Krystyna Hewitt,

Chinnor

I HAVE read with interest the recent articles and letters regarding the possible development by Sainsbury’s on the cattle market site.

There seems to be a number of misconceptions about this, not least that a planning application has already been approved, as was implied in the article which gave the view point of the company which runs the cattle market.

In fact, Sainsbury’s’ application has not yet been ratified by SODC and it then has to go through the whole planning process, so there will be plenty of opportunity for people to express their views during this time – the matter is by no means decided.

The company which runs the livestock market is a commercial company, so it is run to achieve maximum profitability.

Its motivation for wanting to move is to increase its business and getting Sainsbury’s to fund the move would be of huge financial benefit to them.

But it is not true to say that this move can only happen if Sainbury’s’ plan is approved and wrong to think that the only use for the site would be for a supermarket, when many, many residents believe that this prime town centre site should be used to provide much-needed versatile community facilities for the benefit of the whole town.

The local plan specifically rules out a supermarket and highlights the need for community facilities on the site.

The community space which Sainsbury’s has included in its publicity material is inadequate: it is too small and does not offer the flexibility needed by the various groups that might use the space.

Moving the cattle market to the edge of the town may be crucial to the financial health of the livestock market but ensuring adequate community facilities which benefit everyone in this ever-growing population is crucial to the life of this lovely town.

Yes, of course we need shops – but Thame is already well-served with a variety of excellent choices.

Please, everyone, examine these proposals carefully.

Take the opportunity to

comment on the plans once they are published so that any development on this precious town-centre site produces the maximum gain for the long term benefit of the town.

Store won’t ruin agricultural gem

Roy Nixon,

Thame

AS recent newcomers to Thame, we were attracted to the town by its layout and variety of independent shops in the High Street.

Thame is an architectural gem.
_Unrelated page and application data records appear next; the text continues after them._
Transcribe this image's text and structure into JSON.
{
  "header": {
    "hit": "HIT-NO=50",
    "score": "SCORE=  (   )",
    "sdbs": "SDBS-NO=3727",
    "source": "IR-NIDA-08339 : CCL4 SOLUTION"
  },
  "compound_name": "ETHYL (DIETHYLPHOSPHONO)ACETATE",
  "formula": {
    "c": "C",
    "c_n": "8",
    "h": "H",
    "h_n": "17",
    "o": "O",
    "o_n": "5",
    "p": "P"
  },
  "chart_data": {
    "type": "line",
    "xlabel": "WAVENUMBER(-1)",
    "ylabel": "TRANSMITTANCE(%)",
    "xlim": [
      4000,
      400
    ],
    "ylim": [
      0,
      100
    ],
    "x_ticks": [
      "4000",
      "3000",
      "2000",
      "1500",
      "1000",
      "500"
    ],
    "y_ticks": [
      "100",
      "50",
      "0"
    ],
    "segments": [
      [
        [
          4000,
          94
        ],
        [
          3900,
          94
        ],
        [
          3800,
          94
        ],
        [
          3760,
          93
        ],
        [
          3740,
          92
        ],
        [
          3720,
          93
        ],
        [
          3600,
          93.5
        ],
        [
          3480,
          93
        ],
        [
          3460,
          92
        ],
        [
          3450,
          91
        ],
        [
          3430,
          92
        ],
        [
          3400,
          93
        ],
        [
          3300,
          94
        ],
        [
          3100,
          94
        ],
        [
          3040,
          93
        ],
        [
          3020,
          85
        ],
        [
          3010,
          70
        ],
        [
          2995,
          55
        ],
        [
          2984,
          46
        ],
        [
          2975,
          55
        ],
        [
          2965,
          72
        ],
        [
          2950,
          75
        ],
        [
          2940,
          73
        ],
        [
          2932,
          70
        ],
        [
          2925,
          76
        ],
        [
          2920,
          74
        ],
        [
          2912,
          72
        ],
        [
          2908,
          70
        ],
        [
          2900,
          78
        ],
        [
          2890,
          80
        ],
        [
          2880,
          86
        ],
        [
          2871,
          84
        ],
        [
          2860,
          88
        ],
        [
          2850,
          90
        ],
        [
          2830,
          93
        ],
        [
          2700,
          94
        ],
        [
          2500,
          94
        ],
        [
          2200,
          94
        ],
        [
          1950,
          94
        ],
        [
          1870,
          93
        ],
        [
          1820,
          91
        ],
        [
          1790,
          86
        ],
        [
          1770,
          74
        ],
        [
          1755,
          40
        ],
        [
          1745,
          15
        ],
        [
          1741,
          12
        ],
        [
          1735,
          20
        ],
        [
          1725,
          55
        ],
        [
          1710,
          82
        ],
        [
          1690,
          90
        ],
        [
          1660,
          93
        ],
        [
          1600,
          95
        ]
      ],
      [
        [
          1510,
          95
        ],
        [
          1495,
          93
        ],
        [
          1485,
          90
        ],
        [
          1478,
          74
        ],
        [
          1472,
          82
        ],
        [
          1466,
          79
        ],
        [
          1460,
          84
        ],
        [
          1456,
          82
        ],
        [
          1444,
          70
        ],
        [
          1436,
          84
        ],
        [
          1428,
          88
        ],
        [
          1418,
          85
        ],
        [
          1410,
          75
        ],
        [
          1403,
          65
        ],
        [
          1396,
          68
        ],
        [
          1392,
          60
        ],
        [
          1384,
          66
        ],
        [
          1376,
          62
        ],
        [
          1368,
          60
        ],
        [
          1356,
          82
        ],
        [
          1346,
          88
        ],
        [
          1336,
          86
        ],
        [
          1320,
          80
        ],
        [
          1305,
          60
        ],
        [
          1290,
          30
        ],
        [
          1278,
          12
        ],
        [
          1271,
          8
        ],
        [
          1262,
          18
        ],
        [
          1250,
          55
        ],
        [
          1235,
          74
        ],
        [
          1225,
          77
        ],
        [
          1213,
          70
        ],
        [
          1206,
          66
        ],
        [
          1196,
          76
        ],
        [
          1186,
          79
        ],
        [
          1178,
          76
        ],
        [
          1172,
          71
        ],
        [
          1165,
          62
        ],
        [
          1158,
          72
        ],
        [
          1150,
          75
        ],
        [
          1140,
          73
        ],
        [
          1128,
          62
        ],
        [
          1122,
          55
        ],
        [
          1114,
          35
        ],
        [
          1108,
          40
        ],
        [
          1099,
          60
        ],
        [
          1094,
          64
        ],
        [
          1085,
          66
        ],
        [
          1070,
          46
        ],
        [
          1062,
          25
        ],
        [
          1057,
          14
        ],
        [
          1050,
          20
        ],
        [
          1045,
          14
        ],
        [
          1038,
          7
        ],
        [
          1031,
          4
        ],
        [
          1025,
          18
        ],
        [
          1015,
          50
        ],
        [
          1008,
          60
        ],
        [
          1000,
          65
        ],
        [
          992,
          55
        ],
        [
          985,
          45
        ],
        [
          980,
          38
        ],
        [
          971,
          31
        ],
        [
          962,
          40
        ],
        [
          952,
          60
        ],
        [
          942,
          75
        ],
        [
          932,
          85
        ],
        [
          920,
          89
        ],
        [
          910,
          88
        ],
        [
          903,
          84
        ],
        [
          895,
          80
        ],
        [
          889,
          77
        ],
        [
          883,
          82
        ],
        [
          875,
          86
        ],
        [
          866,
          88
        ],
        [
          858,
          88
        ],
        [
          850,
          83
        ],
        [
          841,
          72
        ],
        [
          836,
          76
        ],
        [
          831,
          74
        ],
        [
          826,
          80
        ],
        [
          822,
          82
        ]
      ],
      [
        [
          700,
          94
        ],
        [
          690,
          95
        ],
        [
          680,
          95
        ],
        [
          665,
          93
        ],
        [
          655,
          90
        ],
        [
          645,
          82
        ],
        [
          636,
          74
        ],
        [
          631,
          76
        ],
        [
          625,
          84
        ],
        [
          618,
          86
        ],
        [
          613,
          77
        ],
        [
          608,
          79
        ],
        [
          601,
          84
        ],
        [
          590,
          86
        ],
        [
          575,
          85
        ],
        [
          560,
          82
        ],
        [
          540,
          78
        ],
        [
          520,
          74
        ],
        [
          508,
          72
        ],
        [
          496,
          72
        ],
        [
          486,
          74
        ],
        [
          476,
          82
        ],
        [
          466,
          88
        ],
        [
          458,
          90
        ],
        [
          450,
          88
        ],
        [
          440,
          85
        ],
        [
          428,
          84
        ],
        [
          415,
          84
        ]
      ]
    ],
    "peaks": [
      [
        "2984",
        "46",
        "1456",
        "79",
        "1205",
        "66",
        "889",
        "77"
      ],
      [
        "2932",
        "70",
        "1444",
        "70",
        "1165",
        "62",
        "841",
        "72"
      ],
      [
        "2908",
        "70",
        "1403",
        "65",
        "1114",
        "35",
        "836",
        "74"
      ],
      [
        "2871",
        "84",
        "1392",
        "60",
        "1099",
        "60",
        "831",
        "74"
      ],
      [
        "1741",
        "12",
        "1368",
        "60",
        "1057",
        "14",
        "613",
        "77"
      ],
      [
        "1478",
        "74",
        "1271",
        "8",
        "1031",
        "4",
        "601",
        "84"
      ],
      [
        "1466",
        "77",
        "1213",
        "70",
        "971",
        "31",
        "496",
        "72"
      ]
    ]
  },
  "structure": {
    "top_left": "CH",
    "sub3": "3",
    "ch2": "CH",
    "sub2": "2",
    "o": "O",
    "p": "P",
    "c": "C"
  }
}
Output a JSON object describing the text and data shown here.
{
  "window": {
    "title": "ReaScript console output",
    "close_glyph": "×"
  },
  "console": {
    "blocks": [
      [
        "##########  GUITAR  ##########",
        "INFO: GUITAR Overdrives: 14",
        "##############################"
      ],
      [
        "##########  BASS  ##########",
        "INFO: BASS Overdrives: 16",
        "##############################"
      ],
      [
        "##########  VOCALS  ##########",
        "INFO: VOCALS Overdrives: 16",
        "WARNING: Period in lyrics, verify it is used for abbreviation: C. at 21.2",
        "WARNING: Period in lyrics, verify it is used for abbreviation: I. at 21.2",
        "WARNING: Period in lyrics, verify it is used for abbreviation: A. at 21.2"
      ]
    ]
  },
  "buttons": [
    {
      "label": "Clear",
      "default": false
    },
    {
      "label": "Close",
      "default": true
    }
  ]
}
Even the presence of a Sainsbury’s supermarket in the High Street doesn’t detract from this.

However, the thought of a “large” Sainsbury’s store being built on the cattle market site fills us with horror. > Continued on page 20